Stow on the Wold
Stow on the Wold, located in Gloucestershire in east England, was our favorite Cotswold town on our recent family vacation (Why Visit the Cotswolds). Sitting atop Stow Hill along the route of the ancient Roman Fosse Way, Stow on the Wold blends beauty, history, charm, and friendly locals for the traveller to enjoy.
Driving in from our hotel, Dormy House Hotel, over the lush, green countryside and up Stow Hill, we were able to find a parking place conveniently on the town square. Trying to get our bearings, we headed to a large, church-like building in the center of the square. It was actually the town hall.
St. Edward’s Hall
The town hall, St. Edward’s Hall, was having a special display of medieval artifacts. The wonderful ladies hosting the event were warm, jolly, and obviously very proud of their town. The art and artifacts were impressive. We were not only allowed to view the artifacts, but were allowed to hold 500 year old swords and even try on battle helmets. We received a great, hands-on history lesson from our hosts.
Stow on the Wold and Appomattox, Virginia we learned are sister-cities. Just as Appomattox was where the American Civil War began and ended, Stow on the Wold was where the English Civil War began and ended. We were told stories, some quite gory, about the town’s part in the war including the final battle. Being Americans, they were eager to show a gift they were sending to Appomattox for the 150th anniversary of the end of the American Civil War.
St. Edward’s Church
We left the town hall delighted by the kindness of our hosts and with a wonderful history lesson. We headed for St. Edward’s Church, which was the biggest draw for us to visit Stow on the Wold. Our favorite author, J.R.R. Tolkien, who wrote The Hobbit and Lord of the Rings, was said to have been a frequent visitor and to have based the drawing for the Gates of Moria on the churches rear doors. (Walking in Tolkien’s Footsteps)

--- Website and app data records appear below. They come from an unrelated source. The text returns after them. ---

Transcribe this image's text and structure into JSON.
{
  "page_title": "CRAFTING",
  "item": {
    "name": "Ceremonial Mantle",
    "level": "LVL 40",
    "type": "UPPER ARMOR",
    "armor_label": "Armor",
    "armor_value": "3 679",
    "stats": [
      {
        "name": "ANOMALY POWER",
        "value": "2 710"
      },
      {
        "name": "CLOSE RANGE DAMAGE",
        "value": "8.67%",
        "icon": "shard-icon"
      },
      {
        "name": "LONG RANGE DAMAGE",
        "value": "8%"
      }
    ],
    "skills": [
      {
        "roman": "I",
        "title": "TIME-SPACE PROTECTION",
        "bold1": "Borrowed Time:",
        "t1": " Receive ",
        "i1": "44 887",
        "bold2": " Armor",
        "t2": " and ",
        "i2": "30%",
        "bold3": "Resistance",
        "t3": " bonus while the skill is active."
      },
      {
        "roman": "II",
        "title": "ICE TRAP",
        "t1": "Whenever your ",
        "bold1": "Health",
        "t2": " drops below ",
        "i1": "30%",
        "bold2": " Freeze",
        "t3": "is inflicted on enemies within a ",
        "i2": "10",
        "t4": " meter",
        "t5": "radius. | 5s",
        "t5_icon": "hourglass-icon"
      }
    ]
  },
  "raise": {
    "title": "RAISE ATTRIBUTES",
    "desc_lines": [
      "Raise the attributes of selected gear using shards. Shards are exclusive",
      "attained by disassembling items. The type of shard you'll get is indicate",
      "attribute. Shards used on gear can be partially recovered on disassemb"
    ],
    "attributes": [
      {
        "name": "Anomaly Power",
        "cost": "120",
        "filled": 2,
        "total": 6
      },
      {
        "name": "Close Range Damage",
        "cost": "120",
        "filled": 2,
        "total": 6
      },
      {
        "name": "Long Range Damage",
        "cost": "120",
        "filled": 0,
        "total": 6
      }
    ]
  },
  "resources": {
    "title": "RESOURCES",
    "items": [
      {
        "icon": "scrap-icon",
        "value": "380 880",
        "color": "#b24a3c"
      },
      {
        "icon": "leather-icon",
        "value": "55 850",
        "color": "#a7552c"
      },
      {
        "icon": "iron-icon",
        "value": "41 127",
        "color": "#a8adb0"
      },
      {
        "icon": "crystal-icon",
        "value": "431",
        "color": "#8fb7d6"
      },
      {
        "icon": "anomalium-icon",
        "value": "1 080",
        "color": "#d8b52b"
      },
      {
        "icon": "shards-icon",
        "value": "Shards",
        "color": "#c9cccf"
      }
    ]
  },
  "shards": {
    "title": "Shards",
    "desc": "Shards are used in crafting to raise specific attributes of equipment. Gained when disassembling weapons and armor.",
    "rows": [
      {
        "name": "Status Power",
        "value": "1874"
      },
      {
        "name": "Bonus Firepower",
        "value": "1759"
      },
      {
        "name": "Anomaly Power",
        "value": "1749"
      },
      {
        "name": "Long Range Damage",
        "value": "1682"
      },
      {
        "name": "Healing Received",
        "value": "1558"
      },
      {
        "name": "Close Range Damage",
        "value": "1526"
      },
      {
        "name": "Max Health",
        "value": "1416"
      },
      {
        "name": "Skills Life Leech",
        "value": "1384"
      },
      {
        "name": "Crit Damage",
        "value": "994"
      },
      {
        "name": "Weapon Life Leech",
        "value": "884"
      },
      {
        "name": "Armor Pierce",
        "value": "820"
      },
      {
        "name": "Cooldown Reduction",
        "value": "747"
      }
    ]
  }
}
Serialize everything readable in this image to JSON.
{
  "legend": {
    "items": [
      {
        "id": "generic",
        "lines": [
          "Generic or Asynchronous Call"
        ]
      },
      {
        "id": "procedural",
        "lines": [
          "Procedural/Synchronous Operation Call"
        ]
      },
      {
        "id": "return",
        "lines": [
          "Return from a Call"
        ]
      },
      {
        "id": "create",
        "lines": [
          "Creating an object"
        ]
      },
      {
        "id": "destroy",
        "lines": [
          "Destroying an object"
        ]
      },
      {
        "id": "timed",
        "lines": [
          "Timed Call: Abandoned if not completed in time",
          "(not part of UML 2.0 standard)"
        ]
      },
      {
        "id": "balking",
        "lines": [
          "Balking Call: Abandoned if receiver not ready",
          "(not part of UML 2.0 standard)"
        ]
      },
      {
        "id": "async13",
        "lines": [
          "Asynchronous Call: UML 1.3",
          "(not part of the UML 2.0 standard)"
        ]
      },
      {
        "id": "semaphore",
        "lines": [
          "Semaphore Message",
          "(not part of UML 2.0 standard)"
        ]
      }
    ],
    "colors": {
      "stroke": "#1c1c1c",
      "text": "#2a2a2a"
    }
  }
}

We eagerly found the church and explored. St. Edward’s is beautiful The current church was built in the 1100s by the Normans on the site of a Saxon church. Being from a “young” country, standing in a church site with over a 100o years of continuous Christian worship made me pause and try to soak it all in. My ancestors, the Normans, had yet to cross the English Channel with William of Normandy when this church was founded!
Moving outside to the rear of the church, we saw the door and the flanking Yew trees. It was as if the Doors to Moria from Tolkien’s Fellowship of the Ring had jumped off the page. These Tolkien fans were thrilled!
While at the town hall, we had asked the nice ladies for recommendations for an English tearoom in which to have lunch. We decided to try Treebus Tearoom on Digbeth Street. We again were not disappointed. To us, sipping tea and munching in a tearoom was a stereotypical British experience that we did not want to miss. We had visited other tearooms on our journeys, but Treebus was our favorite. I think that the charm of the people and the exhilaration from the church and town hall carried into Treebus, giving it an edge; but, the food, tea, service, and atmosphere were all top notch.
With appetites whetted and spirits high, we set out to explore the rest of the town. Stow on the Wold was a sheep market town in the middle ages. Some of the very narrow streets, now lined with shops and restaurants, were then used to make corralling sheep easier. The stone buildings, some with thatched roofs, and cobblestoned streets were both quaint and beautiful. We were impressed with the variety of shops and enjoyed browsing through them: cheese shops, bakeries, candy makers, butcher shops, toy stores, clothing, you name it. We thoroughly enjoyed leisurely strolling through the streets, taking time to try the old stocks from the 15th century on for size.
We absolutely love Stow on the Wold. The Cotswolds of England take you back to a simpler time with a slower pace. Stow on the Wold embodies this feeling. If you ever want to experience a taste of the pre-industrial England of Chaucer and Shakespeare, then head to Stow on the Wold in the Cotswolds. I guarantee that you will feel the same.